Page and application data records
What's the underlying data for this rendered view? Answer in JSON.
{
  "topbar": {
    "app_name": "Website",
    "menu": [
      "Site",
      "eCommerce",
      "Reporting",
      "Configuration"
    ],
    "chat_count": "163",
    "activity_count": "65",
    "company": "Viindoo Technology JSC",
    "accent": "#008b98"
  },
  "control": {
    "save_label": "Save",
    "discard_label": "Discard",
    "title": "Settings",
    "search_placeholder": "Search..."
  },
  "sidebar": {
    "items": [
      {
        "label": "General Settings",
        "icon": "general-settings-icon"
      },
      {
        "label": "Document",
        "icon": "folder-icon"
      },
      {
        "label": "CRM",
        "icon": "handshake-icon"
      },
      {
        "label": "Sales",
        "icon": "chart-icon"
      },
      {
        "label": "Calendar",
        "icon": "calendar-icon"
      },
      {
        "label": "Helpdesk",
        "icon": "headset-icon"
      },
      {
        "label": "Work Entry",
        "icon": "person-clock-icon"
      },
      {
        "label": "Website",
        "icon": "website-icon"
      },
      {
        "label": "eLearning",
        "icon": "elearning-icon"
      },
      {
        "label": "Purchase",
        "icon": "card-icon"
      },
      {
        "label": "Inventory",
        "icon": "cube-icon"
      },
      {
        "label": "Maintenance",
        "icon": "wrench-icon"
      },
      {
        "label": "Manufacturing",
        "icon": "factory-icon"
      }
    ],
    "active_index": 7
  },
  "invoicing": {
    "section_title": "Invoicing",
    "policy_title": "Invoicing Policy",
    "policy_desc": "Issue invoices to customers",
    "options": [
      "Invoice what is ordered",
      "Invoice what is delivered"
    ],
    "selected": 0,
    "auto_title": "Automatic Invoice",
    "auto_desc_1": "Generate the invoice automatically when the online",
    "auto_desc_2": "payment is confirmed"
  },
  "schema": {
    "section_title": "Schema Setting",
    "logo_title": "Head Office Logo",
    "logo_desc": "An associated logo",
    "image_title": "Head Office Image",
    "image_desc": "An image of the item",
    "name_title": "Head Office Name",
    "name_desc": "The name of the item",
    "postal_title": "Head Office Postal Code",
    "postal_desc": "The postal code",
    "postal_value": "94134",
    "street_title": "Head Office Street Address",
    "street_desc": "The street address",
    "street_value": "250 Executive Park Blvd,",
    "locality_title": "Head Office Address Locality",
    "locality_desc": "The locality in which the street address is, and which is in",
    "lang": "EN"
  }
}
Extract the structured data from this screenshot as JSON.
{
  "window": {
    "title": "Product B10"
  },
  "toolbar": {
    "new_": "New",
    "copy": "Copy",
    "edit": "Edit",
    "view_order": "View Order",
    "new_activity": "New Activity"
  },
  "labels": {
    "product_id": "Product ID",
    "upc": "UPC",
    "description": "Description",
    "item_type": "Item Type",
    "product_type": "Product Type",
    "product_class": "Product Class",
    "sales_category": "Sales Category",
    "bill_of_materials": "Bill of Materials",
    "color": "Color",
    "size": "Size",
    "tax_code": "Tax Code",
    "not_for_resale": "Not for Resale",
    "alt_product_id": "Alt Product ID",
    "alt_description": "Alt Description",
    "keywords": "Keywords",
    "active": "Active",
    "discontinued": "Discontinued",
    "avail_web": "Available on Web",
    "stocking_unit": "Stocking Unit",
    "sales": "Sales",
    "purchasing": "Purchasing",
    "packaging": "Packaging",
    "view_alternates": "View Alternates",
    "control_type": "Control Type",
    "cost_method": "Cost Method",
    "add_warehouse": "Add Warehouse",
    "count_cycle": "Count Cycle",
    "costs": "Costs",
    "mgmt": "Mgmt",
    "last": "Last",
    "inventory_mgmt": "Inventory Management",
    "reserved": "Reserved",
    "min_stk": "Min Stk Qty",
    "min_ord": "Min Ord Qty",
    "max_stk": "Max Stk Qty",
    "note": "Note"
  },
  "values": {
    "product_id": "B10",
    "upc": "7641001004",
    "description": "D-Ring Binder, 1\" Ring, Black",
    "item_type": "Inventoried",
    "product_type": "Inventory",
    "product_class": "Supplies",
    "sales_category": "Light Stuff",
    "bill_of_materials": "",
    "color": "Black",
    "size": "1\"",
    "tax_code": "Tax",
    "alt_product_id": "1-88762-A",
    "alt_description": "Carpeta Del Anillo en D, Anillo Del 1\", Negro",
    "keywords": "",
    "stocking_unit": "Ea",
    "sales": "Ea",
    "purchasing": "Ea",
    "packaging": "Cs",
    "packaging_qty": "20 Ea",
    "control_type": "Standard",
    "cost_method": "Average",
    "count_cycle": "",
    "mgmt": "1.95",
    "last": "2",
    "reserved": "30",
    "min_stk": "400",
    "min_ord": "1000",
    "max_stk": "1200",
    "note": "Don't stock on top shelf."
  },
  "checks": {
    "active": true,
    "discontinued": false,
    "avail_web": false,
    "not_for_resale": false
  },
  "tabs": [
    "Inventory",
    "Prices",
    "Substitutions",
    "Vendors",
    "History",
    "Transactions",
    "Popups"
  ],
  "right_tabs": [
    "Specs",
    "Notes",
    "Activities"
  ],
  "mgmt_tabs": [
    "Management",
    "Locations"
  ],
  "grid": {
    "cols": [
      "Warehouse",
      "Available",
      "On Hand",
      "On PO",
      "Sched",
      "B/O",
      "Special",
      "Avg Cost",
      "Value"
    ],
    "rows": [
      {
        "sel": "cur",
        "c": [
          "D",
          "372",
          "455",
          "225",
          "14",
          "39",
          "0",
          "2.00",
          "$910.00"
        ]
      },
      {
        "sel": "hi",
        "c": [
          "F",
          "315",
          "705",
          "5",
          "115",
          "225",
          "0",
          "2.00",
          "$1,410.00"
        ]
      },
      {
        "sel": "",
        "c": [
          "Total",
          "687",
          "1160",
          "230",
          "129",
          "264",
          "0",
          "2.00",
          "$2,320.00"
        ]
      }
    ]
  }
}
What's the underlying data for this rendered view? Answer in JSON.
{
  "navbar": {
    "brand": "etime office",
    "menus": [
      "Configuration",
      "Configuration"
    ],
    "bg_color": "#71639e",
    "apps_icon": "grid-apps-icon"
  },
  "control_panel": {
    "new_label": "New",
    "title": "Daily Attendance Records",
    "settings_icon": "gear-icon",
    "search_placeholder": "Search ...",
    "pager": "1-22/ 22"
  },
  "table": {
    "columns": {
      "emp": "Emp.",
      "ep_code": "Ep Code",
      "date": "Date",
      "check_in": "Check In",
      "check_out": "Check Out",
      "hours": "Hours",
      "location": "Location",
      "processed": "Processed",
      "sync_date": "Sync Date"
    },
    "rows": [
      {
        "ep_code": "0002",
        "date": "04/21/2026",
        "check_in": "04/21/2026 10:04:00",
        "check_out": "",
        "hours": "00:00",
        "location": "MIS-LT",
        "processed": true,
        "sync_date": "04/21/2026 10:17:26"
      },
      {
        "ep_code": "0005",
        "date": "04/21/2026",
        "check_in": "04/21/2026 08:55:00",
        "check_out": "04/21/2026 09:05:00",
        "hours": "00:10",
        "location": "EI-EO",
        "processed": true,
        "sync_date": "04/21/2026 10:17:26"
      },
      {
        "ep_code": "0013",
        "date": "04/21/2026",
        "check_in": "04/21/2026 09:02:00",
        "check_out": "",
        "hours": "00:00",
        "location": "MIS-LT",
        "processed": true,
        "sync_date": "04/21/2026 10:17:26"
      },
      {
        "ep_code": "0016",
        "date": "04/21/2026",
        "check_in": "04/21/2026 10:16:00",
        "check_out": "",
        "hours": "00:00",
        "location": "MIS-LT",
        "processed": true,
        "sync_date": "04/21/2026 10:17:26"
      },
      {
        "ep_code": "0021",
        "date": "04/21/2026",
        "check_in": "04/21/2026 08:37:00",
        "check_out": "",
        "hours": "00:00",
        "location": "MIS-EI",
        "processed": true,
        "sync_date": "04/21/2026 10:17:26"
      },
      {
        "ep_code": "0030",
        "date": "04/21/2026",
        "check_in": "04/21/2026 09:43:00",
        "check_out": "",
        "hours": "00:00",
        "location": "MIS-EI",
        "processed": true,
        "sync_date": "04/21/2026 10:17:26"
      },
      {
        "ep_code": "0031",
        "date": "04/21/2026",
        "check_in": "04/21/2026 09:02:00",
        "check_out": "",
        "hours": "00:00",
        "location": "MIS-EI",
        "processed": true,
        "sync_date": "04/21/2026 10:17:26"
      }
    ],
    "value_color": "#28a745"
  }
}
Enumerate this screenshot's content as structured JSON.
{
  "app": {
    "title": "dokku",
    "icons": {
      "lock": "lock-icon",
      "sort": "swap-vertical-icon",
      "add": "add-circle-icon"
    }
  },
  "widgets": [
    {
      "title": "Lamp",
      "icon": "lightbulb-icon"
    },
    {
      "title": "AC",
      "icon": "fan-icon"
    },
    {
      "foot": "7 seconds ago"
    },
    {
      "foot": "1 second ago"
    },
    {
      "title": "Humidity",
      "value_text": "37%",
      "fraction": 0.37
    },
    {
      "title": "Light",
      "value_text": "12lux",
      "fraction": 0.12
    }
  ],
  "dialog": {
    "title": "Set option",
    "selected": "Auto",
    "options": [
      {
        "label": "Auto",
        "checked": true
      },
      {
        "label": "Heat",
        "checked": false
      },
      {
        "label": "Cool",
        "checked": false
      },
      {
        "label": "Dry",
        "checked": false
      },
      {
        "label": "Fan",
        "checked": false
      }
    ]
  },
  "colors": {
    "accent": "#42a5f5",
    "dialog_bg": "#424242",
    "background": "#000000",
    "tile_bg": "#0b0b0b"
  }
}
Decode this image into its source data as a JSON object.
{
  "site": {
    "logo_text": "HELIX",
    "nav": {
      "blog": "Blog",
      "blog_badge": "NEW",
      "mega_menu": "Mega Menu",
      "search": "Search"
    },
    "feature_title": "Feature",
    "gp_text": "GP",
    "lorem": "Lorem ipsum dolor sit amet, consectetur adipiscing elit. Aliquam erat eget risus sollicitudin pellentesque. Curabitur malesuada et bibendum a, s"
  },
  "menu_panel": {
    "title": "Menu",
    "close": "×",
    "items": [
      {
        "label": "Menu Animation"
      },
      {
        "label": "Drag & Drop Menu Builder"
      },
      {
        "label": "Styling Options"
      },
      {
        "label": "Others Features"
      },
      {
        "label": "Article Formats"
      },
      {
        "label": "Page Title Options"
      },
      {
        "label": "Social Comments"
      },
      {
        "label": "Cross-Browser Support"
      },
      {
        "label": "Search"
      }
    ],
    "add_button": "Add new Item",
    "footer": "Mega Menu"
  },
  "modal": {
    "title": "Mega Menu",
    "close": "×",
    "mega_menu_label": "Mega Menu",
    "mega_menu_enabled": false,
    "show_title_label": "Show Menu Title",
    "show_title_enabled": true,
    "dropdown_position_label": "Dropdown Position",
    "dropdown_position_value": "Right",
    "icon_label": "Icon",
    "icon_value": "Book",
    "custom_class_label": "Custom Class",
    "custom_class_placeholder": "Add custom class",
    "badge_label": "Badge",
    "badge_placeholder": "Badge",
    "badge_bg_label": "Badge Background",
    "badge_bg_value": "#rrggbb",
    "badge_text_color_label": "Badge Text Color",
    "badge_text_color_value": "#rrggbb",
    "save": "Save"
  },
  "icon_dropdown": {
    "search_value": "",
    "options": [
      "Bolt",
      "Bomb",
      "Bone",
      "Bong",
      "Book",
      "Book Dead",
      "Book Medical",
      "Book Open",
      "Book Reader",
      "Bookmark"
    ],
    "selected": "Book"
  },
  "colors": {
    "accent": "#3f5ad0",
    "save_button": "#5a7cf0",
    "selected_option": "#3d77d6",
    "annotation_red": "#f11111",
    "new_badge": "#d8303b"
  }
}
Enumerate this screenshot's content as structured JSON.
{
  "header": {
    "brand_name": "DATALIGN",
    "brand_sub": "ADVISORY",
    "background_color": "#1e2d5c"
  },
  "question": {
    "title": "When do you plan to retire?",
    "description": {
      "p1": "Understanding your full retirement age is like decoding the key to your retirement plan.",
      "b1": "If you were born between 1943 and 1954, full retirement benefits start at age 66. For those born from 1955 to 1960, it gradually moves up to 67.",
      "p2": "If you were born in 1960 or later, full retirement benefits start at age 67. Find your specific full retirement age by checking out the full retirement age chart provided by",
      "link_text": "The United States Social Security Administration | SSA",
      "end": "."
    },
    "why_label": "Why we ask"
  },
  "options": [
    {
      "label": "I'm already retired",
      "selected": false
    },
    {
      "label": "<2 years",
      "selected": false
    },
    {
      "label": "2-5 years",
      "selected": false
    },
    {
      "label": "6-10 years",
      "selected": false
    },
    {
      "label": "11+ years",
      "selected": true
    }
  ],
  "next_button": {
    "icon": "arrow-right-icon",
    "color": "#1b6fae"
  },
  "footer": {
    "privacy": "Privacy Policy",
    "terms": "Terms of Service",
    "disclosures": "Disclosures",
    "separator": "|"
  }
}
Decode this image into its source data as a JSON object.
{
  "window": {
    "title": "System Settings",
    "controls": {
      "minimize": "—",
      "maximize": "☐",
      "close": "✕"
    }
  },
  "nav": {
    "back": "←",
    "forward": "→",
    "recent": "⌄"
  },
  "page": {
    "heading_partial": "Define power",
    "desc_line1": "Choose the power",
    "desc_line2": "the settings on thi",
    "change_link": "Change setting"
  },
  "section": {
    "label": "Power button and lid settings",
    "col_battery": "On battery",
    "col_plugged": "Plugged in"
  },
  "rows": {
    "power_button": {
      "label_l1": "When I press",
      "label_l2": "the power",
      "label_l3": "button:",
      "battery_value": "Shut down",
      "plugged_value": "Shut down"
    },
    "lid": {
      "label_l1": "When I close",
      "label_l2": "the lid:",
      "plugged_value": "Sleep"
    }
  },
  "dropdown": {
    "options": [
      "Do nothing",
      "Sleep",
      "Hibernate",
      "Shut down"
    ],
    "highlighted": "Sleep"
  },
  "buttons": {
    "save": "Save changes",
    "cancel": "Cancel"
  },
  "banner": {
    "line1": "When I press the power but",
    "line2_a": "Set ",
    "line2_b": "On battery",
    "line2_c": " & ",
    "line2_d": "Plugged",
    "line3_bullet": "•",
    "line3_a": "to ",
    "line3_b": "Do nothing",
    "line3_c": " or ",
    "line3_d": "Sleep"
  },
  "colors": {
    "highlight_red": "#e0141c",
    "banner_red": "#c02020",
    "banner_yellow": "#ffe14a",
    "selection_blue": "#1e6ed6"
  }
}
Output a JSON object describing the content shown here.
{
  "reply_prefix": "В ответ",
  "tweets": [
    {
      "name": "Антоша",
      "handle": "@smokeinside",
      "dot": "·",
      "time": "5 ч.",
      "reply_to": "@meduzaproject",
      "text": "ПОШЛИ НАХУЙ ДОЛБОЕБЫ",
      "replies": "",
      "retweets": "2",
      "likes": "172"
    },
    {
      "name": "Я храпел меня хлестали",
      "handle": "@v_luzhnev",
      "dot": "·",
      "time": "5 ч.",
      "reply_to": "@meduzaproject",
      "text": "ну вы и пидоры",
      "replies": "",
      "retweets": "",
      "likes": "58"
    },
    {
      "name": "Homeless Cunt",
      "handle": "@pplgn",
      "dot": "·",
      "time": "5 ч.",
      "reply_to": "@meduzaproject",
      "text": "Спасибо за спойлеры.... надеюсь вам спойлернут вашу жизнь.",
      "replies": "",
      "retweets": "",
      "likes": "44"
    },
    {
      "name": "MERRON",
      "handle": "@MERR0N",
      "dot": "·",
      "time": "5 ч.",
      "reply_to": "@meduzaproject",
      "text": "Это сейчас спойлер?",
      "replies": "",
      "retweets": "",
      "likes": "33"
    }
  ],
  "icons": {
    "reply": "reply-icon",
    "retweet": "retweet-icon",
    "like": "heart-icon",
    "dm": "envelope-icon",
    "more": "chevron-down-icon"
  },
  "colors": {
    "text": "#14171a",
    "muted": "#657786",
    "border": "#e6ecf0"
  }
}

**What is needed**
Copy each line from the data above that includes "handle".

**Written response**
      "handle": "@smokeinside",
      "handle": "@v_luzhnev",
      "handle": "@pplgn",
      "handle": "@MERR0N",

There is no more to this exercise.